WHAT TO WORK ON:
Give back the full set of entries exactly, keeping each line intact.

DATA FOR THIS EXERCISE:
···

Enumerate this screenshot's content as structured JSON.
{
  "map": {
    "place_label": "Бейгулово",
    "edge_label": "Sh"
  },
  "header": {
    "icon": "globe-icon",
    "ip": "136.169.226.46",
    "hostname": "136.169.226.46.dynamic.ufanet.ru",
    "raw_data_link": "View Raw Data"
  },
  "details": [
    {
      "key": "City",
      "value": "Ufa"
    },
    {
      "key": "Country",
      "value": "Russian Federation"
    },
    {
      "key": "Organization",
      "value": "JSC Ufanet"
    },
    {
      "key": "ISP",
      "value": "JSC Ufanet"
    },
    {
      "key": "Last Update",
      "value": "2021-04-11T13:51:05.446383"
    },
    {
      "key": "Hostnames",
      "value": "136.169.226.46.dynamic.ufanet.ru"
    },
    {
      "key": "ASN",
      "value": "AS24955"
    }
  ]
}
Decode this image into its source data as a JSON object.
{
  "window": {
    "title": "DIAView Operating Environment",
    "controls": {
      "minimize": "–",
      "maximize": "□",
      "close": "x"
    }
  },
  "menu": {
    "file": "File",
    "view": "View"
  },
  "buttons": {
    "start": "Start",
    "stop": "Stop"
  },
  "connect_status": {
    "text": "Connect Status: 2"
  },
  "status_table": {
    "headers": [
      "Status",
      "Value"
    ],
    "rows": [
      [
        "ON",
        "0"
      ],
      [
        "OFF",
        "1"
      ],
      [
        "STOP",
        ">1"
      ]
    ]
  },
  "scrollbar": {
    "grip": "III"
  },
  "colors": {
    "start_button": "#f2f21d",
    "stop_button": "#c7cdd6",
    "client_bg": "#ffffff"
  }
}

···

TASK SOLUTION:
Enumerate this screenshot's content as structured JSON.
{
  "map": {
    "place_label": "Бейгулово",
    "edge_label": "Sh"
  },
  "header": {
    "icon": "globe-icon",
    "ip": "136.169.226.46",
    "hostname": "136.169.226.46.dynamic.ufanet.ru",
    "raw_data_link": "View Raw Data"
  },
  "details": [
    {
      "key": "City",
      "value": "Ufa"
    },
    {
      "key": "Country",
      "value": "Russian Federation"
    },
    {
      "key": "Organization",
      "value": "JSC Ufanet"
    },
    {
      "key": "ISP",
      "value": "JSC Ufanet"
    },
    {
      "key": "Last Update",
      "value": "2021-04-11T13:51:05.446383"
    },
    {
      "key": "Hostnames",
      "value": "136.169.226.46.dynamic.ufanet.ru"
    },
    {
      "key": "ASN",
      "value": "AS24955"
    }
  ]
}
Decode this image into its source data as a JSON object.
{
  "window": {
    "title": "DIAView Operating Environment",
    "controls": {
      "minimize": "–",
      "maximize": "□",
      "close": "x"
    }
  },
  "menu": {
    "file": "File",
    "view": "View"
  },
  "buttons": {
    "start": "Start",
    "stop": "Stop"
  },
  "connect_status": {
    "text": "Connect Status: 2"
  },
  "status_table": {
    "headers": [
      "Status",
      "Value"
    ],
    "rows": [
      [
        "ON",
        "0"
      ],
      [
        "OFF",
        "1"
      ],
      [
        "STOP",
        ">1"
      ]
    ]
  },
  "scrollbar": {
    "grip": "III"
  },
  "colors": {
    "start_button": "#f2f21d",
    "stop_button": "#c7cdd6",
    "client_bg": "#ffffff"
  }
}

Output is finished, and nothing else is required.